(Saved data entries)

|---|

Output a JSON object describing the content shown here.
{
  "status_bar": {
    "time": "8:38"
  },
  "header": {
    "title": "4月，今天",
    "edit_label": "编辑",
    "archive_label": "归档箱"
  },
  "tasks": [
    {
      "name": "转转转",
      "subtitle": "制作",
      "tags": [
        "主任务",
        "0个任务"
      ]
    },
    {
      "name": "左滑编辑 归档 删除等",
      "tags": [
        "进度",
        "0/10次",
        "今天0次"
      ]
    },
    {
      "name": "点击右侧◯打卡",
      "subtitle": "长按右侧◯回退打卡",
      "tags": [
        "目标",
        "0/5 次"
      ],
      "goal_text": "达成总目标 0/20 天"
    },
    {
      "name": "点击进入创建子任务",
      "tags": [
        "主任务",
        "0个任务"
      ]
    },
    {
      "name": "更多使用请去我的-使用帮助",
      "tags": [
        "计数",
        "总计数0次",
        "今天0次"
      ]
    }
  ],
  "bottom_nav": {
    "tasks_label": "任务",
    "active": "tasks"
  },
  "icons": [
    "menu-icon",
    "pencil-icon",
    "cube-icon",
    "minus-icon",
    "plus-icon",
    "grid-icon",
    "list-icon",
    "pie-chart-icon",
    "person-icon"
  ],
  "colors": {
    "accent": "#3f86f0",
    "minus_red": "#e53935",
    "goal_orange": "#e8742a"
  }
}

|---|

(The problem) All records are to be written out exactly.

(Reply to the task)
Output a JSON object describing the content shown here.
{
  "status_bar": {
    "time": "8:38"
  },
  "header": {
    "title": "4月，今天",
    "edit_label": "编辑",
    "archive_label": "归档箱"
  },
  "tasks": [
    {
      "name": "转转转",
      "subtitle": "制作",
      "tags": [
        "主任务",
        "0个任务"
      ]
    },
    {
      "name": "左滑编辑 归档 删除等",
      "tags": [
        "进度",
        "0/10次",
        "今天0次"
      ]
    },
    {
      "name": "点击右侧◯打卡",
      "subtitle": "长按右侧◯回退打卡",
      "tags": [
        "目标",
        "0/5 次"
      ],
      "goal_text": "达成总目标 0/20 天"
    },
    {
      "name": "点击进入创建子任务",
      "tags": [
        "主任务",
        "0个任务"
      ]
    },
    {
      "name": "更多使用请去我的-使用帮助",
      "tags": [
        "计数",
        "总计数0次",
        "今天0次"
      ]
    }
  ],
  "bottom_nav": {
    "tasks_label": "任务",
    "active": "tasks"
  },
  "icons": [
    "menu-icon",
    "pencil-icon",
    "cube-icon",
    "minus-icon",
    "plus-icon",
    "grid-icon",
    "list-icon",
    "pie-chart-icon",
    "person-icon"
  ],
  "colors": {
    "accent": "#3f86f0",
    "minus_red": "#e53935",
    "goal_orange": "#e8742a"
  }
}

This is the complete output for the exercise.